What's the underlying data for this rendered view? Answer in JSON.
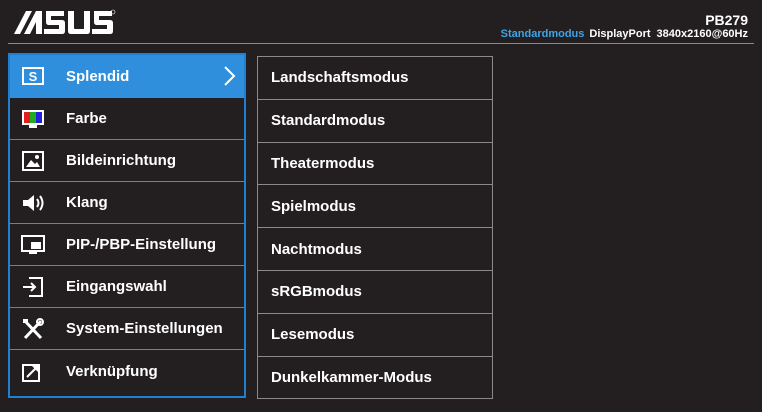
{
  "brand": {
    "logo_text": "/ISUS"
  },
  "header": {
    "model": "PB279",
    "mode": "Standardmodus",
    "input": "DisplayPort",
    "resolution": "3840x2160@60Hz"
  },
  "colors": {
    "accent": "#2f8fdc",
    "border_accent": "#1f7fd3",
    "mode_text": "#3fa3e6",
    "background": "#231f20"
  },
  "main_menu": {
    "items": [
      {
        "label": "Splendid",
        "icon": "splendid-icon"
      },
      {
        "label": "Farbe",
        "icon": "color-monitor-icon"
      },
      {
        "label": "Bildeinrichtung",
        "icon": "image-icon"
      },
      {
        "label": "Klang",
        "icon": "speaker-icon"
      },
      {
        "label": "PIP-/PBP-Einstellung",
        "icon": "pip-icon"
      },
      {
        "label": "Eingangswahl",
        "icon": "input-select-icon"
      },
      {
        "label": "System-Einstellungen",
        "icon": "tools-icon"
      },
      {
        "label": "Verknüpfung",
        "icon": "shortcut-icon"
      }
    ]
  },
  "sub_menu": {
    "items": [
      {
        "label": "Landschaftsmodus"
      },
      {
        "label": "Standardmodus"
      },
      {
        "label": "Theatermodus"
      },
      {
        "label": "Spielmodus"
      },
      {
        "label": "Nachtmodus"
      },
      {
        "label": "sRGBmodus"
      },
      {
        "label": "Lesemodus"
      },
      {
        "label": "Dunkelkammer-Modus"
      }
    ]
  }
}
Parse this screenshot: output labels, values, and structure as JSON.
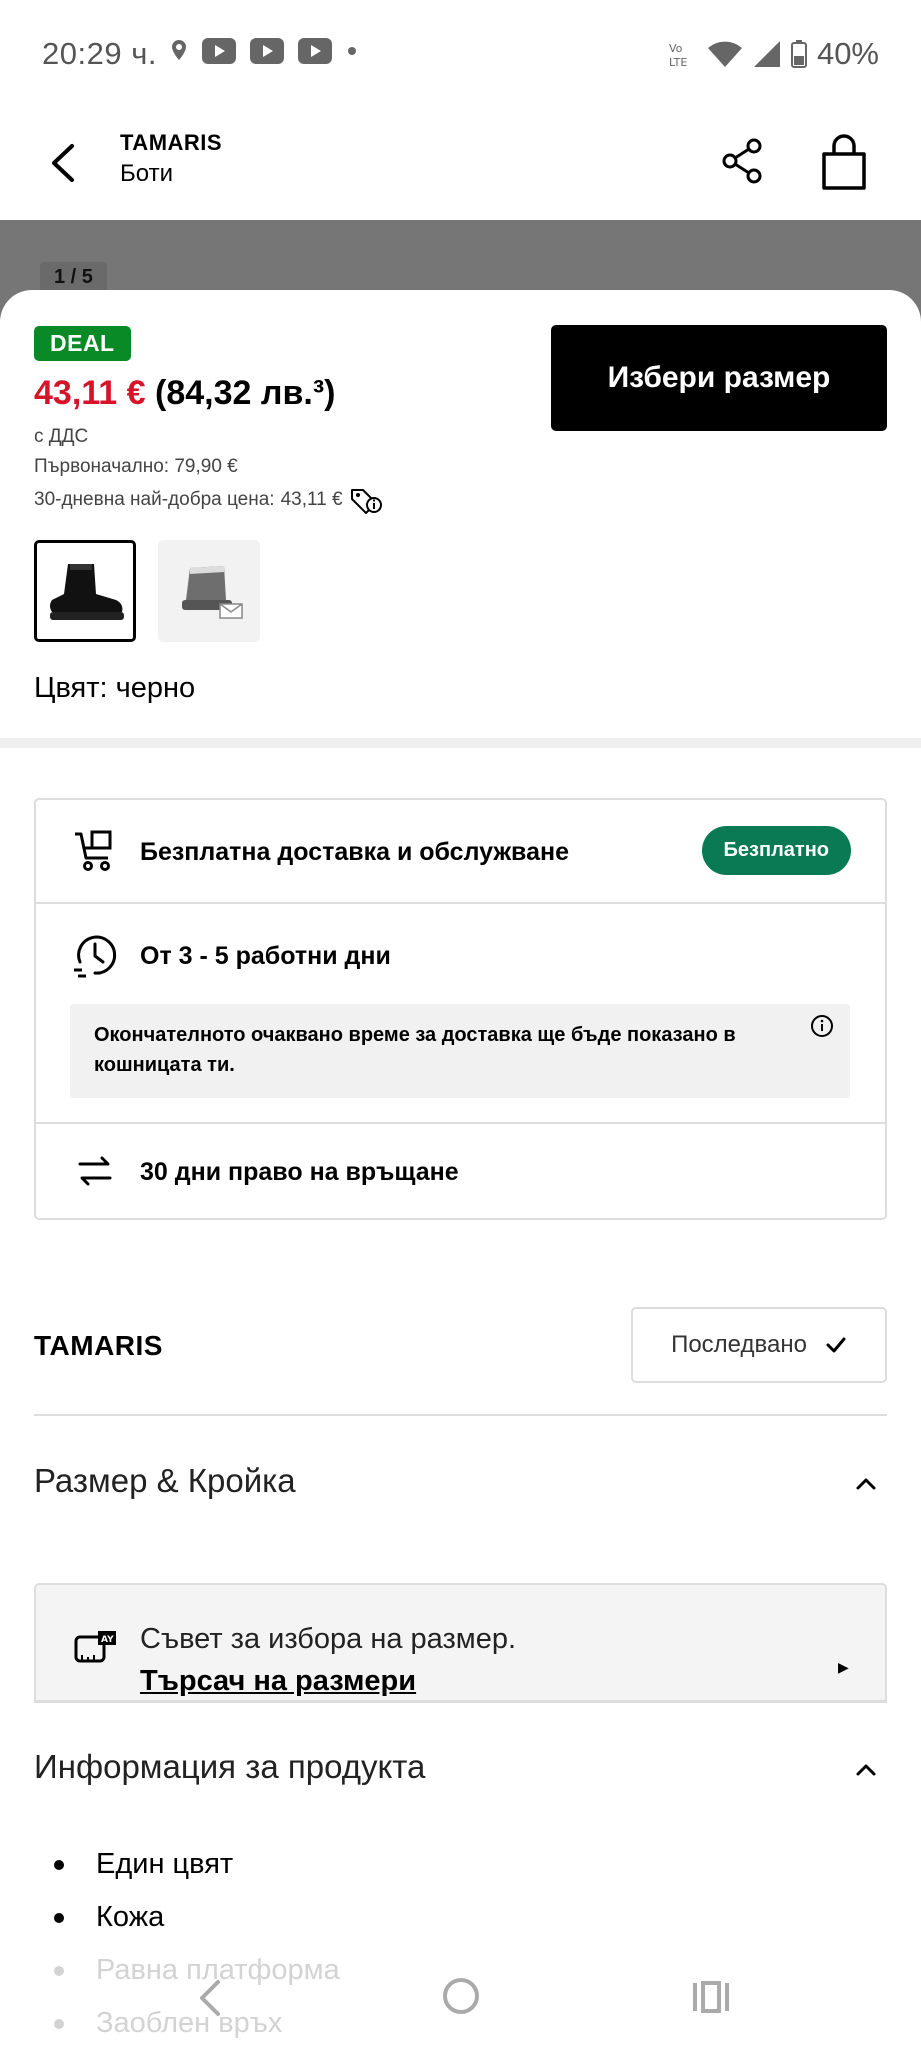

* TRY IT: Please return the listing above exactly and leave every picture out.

* SOLUTION TO THE EXERCISE:
What's the underlying data for this rendered view? Answer in JSON.
{
  "brand": {
    "logo_text": "/ISUS"
  },
  "header": {
    "model": "PB279",
    "mode": "Standardmodus",
    "input": "DisplayPort",
    "resolution": "3840x2160@60Hz"
  },
  "colors": {
    "accent": "#2f8fdc",
    "border_accent": "#1f7fd3",
    "mode_text": "#3fa3e6",
    "background": "#231f20"
  },
  "main_menu": {
    "items": [
      {
        "label": "Splendid",
        "icon": "splendid-icon"
      },
      {
        "label": "Farbe",
        "icon": "color-monitor-icon"
      },
      {
        "label": "Bildeinrichtung",
        "icon": "image-icon"
      },
      {
        "label": "Klang",
        "icon": "speaker-icon"
      },
      {
        "label": "PIP-/PBP-Einstellung",
        "icon": "pip-icon"
      },
      {
        "label": "Eingangswahl",
        "icon": "input-select-icon"
      },
      {
        "label": "System-Einstellungen",
        "icon": "tools-icon"
      },
      {
        "label": "Verknüpfung",
        "icon": "shortcut-icon"
      }
    ]
  },
  "sub_menu": {
    "items": [
      {
        "label": "Landschaftsmodus"
      },
      {
        "label": "Standardmodus"
      },
      {
        "label": "Theatermodus"
      },
      {
        "label": "Spielmodus"
      },
      {
        "label": "Nachtmodus"
      },
      {
        "label": "sRGBmodus"
      },
      {
        "label": "Lesemodus"
      },
      {
        "label": "Dunkelkammer-Modus"
      }
    ]
  }
}
Parse this screenshot: output labels, values, and structure as JSON.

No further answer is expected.